Brampton-based Medtronic Canada sees its role as more than developing the cardiac pacemakers, insulin pumps, and other leading-edge medical devices for which it’s known. Medtronic is collaborating with health system leaders to apply its expertise in technology and innovation to help transform healthcare systems struggling to remain sustainable in the face of rising costs, clinical pressures, and aging populations.
That’s why its Integrated Health Solutions (IHS) business moves beyond devices to focus on system-level services and solutions. Medtronic IHS helps hospitals and health systems align value across the care continuum by delivering more efficient and improved care to patients.
For example, IHS worked with Brampton Civic Hospital’s Diabetes Education Centre to find solutions to increase the number of new patient visits, boost capacity for classes, and decrease the number of no-shows. As a result, wait times were reduced from up to two months, to less than 3 weeks.
Similarly, the New Brunswick Heart Centre leveraged Medtronic’s deep clinical and operational expertise and, within six months, increased operating room capacity by 14% and reduced average wait times by 44% from about 4 months to 2 months (i.e., from 118 to 66 days).
“If you think of the system itself as a patient suffering from sustainability challenges and burnout,” says Neil Fraser, president of Medtronic Canada, “what we’re trying to do is address an illness that can be helped through technology, innovation, and collaboration. This is consistent with our mission of alleviating pain, restoring health, and extending life because there’s a lot of pain in the system. And there’s also a lot we can do in the areas where we have expertise to continue to help the Canadian healthcare system improve.”
To that end, Medtronic is working with the healthcare system to improve access to medical technologies through a value-based approach, which promises to deliver better outcomes for patients at a lower cost to the system by focusing on value rather than volume. This involves collaborating with hospitals on patient pathways, with clinicians and researchers on clinical trials, and with health organizations and ministries on removing obstacles to value-based healthcare.

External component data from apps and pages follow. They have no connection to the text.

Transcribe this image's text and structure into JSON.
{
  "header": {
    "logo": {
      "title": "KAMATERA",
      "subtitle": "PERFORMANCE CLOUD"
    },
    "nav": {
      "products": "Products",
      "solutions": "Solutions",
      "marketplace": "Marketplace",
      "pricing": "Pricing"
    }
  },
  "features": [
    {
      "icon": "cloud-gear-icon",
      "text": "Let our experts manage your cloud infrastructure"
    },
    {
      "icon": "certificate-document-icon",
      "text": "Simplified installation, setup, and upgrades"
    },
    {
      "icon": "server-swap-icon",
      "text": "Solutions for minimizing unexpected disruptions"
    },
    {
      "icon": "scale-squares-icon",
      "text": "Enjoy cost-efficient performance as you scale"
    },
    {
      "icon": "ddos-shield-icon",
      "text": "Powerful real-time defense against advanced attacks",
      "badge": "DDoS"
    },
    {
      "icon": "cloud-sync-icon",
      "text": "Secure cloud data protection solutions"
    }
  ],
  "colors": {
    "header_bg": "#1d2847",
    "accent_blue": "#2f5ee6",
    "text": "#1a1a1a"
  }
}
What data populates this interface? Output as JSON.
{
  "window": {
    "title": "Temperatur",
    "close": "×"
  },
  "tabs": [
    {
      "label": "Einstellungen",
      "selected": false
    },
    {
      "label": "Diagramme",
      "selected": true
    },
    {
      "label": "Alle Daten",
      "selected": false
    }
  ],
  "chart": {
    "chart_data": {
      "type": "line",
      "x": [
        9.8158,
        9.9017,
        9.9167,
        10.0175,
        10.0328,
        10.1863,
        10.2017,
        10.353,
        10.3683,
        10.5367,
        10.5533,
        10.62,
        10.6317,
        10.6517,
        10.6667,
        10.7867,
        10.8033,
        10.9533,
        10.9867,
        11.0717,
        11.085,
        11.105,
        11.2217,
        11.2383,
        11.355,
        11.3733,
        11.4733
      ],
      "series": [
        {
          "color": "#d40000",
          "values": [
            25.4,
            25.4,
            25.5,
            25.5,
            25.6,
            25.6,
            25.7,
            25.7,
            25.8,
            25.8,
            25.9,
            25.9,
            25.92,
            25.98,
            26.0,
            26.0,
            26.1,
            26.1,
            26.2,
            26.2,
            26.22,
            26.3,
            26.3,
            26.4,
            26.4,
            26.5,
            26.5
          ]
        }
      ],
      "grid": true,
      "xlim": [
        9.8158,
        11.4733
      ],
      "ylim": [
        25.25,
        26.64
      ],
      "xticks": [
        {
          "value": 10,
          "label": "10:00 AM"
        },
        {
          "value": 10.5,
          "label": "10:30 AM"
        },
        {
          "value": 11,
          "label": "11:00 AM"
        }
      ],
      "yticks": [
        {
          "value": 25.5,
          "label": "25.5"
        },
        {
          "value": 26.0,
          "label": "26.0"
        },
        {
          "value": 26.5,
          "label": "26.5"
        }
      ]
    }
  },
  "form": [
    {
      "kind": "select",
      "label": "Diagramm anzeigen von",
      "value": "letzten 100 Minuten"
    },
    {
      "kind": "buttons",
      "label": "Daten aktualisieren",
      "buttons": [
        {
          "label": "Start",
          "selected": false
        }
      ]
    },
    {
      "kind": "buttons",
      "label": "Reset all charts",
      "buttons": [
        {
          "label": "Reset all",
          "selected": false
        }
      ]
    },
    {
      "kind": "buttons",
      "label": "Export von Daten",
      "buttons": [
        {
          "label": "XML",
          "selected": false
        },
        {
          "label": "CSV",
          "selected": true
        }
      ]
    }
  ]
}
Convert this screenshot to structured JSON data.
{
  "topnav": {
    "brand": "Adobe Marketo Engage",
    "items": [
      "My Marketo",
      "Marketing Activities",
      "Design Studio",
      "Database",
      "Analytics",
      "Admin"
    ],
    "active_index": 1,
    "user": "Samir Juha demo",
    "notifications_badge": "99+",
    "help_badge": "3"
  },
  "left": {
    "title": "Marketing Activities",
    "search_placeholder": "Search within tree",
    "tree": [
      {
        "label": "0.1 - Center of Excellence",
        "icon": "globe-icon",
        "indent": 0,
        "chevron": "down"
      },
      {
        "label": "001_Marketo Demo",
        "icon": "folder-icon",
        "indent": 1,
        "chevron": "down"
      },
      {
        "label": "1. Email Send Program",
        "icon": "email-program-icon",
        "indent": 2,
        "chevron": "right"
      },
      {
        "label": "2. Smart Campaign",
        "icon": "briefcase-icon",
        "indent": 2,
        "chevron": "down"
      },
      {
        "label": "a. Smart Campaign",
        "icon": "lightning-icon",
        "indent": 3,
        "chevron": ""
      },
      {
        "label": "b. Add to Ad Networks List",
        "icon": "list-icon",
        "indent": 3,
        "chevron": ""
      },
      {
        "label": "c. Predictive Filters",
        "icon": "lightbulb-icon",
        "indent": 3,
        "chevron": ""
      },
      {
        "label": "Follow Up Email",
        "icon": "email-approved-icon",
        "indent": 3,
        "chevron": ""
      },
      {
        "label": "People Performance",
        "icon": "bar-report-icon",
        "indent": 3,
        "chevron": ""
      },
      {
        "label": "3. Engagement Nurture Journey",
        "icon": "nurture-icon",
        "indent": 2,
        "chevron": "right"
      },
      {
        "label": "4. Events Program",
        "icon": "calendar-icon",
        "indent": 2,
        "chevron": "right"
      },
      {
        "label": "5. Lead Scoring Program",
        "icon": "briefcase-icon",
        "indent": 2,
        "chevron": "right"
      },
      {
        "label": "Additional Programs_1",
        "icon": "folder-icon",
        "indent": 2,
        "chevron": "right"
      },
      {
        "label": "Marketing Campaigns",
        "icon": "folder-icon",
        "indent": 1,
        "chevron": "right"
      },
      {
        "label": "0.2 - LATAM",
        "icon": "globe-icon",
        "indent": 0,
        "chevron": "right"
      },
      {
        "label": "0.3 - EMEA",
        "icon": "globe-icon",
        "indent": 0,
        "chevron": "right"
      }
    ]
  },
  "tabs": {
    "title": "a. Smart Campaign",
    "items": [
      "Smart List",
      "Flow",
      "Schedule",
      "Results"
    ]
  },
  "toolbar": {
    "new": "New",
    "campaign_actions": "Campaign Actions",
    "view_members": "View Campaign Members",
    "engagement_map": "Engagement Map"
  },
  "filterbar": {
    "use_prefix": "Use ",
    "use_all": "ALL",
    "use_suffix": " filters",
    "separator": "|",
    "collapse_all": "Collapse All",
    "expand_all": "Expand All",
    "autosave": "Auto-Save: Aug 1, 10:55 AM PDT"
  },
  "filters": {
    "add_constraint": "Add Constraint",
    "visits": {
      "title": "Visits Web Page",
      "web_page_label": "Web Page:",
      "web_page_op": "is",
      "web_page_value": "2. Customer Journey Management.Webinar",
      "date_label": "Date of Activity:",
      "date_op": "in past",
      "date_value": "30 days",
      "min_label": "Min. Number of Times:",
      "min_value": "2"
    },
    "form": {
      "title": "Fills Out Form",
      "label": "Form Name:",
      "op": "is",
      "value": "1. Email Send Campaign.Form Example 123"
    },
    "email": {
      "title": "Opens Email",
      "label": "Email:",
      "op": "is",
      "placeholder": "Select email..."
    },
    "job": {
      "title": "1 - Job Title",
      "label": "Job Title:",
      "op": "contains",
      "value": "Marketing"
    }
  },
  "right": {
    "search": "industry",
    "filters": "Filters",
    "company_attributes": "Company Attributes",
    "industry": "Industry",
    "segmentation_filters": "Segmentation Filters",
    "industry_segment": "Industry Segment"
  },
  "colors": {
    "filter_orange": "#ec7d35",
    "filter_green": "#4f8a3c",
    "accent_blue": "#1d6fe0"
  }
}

Looking to the future of Medtronic and the healthcare system, Fraser says, “So many things are changing as a result of technology and the social networks that are available. We’re increasingly incorporating patient-reported outcomes and experiences into the way we measure the success of our products and the impact of changing healthcare policy on patient outcomes.”
Medtronic understands that to benefit from transformative innovations, it must also make healthcare more sustainable. The future of value-based healthcare will hinge on collaboration between industry, physicians, health system leaders, and patients.
In 2018, Medtronic is celebrating 50 years of collaborating with Canadian doctors on devices such as spinal implants, insertable cardiac monitors, and cryoablation technologies. It is looking forward to further collaborating with doctors and health system leaders over the next 50 years to not only develop breakthroughs in technology, but also breakthroughs in how healthcare is delivered.